*** Opening MATERIALS PROVIDED ***

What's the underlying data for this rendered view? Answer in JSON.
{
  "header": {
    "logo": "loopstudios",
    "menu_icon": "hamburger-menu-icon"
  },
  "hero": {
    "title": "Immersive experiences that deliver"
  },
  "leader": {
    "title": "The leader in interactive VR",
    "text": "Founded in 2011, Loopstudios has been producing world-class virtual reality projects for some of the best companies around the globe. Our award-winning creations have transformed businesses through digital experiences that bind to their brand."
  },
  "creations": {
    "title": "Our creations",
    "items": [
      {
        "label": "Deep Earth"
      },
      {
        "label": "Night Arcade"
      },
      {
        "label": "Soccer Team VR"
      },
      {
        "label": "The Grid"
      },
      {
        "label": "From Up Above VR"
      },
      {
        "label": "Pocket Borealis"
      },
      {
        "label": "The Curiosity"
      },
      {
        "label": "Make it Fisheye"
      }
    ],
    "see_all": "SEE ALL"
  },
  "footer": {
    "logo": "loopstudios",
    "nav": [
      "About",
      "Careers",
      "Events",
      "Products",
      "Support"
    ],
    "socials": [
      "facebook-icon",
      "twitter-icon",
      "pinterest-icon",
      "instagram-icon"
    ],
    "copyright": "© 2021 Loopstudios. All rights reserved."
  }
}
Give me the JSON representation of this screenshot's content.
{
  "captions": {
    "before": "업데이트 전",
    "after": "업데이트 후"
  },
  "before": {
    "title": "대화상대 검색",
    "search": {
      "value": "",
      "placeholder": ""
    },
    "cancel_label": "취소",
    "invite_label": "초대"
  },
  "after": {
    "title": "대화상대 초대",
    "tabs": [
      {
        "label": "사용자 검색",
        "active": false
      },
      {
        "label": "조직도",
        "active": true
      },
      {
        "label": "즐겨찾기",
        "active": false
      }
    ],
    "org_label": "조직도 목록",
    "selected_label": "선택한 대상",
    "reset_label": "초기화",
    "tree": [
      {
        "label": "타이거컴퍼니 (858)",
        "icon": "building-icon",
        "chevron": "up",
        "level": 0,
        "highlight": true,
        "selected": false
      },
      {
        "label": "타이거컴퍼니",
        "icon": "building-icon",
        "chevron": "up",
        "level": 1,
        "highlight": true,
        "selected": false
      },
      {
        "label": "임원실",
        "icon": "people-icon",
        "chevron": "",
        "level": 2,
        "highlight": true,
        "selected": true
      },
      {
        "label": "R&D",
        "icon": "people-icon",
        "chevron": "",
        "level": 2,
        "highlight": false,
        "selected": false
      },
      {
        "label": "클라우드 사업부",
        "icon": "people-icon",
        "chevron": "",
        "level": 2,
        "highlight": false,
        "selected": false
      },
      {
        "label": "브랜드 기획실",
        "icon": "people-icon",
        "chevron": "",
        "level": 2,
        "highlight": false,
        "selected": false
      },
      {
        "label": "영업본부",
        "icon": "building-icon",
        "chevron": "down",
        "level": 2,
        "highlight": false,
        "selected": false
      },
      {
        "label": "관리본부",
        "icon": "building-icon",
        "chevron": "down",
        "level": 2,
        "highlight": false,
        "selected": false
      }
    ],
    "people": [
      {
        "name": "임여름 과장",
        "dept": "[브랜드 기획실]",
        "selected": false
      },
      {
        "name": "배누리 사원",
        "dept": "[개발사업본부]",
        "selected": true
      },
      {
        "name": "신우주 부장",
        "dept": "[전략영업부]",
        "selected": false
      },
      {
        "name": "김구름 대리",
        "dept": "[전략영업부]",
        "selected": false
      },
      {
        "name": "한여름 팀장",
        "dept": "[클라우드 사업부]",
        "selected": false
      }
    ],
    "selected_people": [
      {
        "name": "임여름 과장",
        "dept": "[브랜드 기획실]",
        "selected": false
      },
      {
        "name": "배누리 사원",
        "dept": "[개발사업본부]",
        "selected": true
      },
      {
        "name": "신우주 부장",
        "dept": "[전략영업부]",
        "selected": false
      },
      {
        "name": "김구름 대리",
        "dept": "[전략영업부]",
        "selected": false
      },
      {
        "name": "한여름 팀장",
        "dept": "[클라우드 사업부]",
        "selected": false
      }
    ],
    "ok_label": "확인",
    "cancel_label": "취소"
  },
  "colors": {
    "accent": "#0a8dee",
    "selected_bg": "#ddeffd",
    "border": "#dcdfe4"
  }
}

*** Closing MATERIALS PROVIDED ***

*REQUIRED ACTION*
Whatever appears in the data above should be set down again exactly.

*ANSWER*
What's the underlying data for this rendered view? Answer in JSON.
{
  "header": {
    "logo": "loopstudios",
    "menu_icon": "hamburger-menu-icon"
  },
  "hero": {
    "title": "Immersive experiences that deliver"
  },
  "leader": {
    "title": "The leader in interactive VR",
    "text": "Founded in 2011, Loopstudios has been producing world-class virtual reality projects for some of the best companies around the globe. Our award-winning creations have transformed businesses through digital experiences that bind to their brand."
  },
  "creations": {
    "title": "Our creations",
    "items": [
      {
        "label": "Deep Earth"
      },
      {
        "label": "Night Arcade"
      },
      {
        "label": "Soccer Team VR"
      },
      {
        "label": "The Grid"
      },
      {
        "label": "From Up Above VR"
      },
      {
        "label": "Pocket Borealis"
      },
      {
        "label": "The Curiosity"
      },
      {
        "label": "Make it Fisheye"
      }
    ],
    "see_all": "SEE ALL"
  },
  "footer": {
    "logo": "loopstudios",
    "nav": [
      "About",
      "Careers",
      "Events",
      "Products",
      "Support"
    ],
    "socials": [
      "facebook-icon",
      "twitter-icon",
      "pinterest-icon",
      "instagram-icon"
    ],
    "copyright": "© 2021 Loopstudios. All rights reserved."
  }
}
Give me the JSON representation of this screenshot's content.
{
  "captions": {
    "before": "업데이트 전",
    "after": "업데이트 후"
  },
  "before": {
    "title": "대화상대 검색",
    "search": {
      "value": "",
      "placeholder": ""
    },
    "cancel_label": "취소",
    "invite_label": "초대"
  },
  "after": {
    "title": "대화상대 초대",
    "tabs": [
      {
        "label": "사용자 검색",
        "active": false
      },
      {
        "label": "조직도",
        "active": true
      },
      {
        "label": "즐겨찾기",
        "active": false
      }
    ],
    "org_label": "조직도 목록",
    "selected_label": "선택한 대상",
    "reset_label": "초기화",
    "tree": [
      {
        "label": "타이거컴퍼니 (858)",
        "icon": "building-icon",
        "chevron": "up",
        "level": 0,
        "highlight": true,
        "selected": false
      },
      {
        "label": "타이거컴퍼니",
        "icon": "building-icon",
        "chevron": "up",
        "level": 1,
        "highlight": true,
        "selected": false
      },
      {
        "label": "임원실",
        "icon": "people-icon",
        "chevron": "",
        "level": 2,
        "highlight": true,
        "selected": true
      },
      {
        "label": "R&D",
        "icon": "people-icon",
        "chevron": "",
        "level": 2,
        "highlight": false,
        "selected": false
      },
      {
        "label": "클라우드 사업부",
        "icon": "people-icon",
        "chevron": "",
        "level": 2,
        "highlight": false,
        "selected": false
      },
      {
        "label": "브랜드 기획실",
        "icon": "people-icon",
        "chevron": "",
        "level": 2,
        "highlight": false,
        "selected": false
      },
      {
        "label": "영업본부",
        "icon": "building-icon",
        "chevron": "down",
        "level": 2,
        "highlight": false,
        "selected": false
      },
      {
        "label": "관리본부",
        "icon": "building-icon",
        "chevron": "down",
        "level": 2,
        "highlight": false,
        "selected": false
      }
    ],
    "people": [
      {
        "name": "임여름 과장",
        "dept": "[브랜드 기획실]",
        "selected": false
      },
      {
        "name": "배누리 사원",
        "dept": "[개발사업본부]",
        "selected": true
      },
      {
        "name": "신우주 부장",
        "dept": "[전략영업부]",
        "selected": false
      },
      {
        "name": "김구름 대리",
        "dept": "[전략영업부]",
        "selected": false
      },
      {
        "name": "한여름 팀장",
        "dept": "[클라우드 사업부]",
        "selected": false
      }
    ],
    "selected_people": [
      {
        "name": "임여름 과장",
        "dept": "[브랜드 기획실]",
        "selected": false
      },
      {
        "name": "배누리 사원",
        "dept": "[개발사업본부]",
        "selected": true
      },
      {
        "name": "신우주 부장",
        "dept": "[전략영업부]",
        "selected": false
      },
      {
        "name": "김구름 대리",
        "dept": "[전략영업부]",
        "selected": false
      },
      {
        "name": "한여름 팀장",
        "dept": "[클라우드 사업부]",
        "selected": false
      }
    ],
    "ok_label": "확인",
    "cancel_label": "취소"
  },
  "colors": {
    "accent": "#0a8dee",
    "selected_bg": "#ddeffd",
    "border": "#dcdfe4"
  }
}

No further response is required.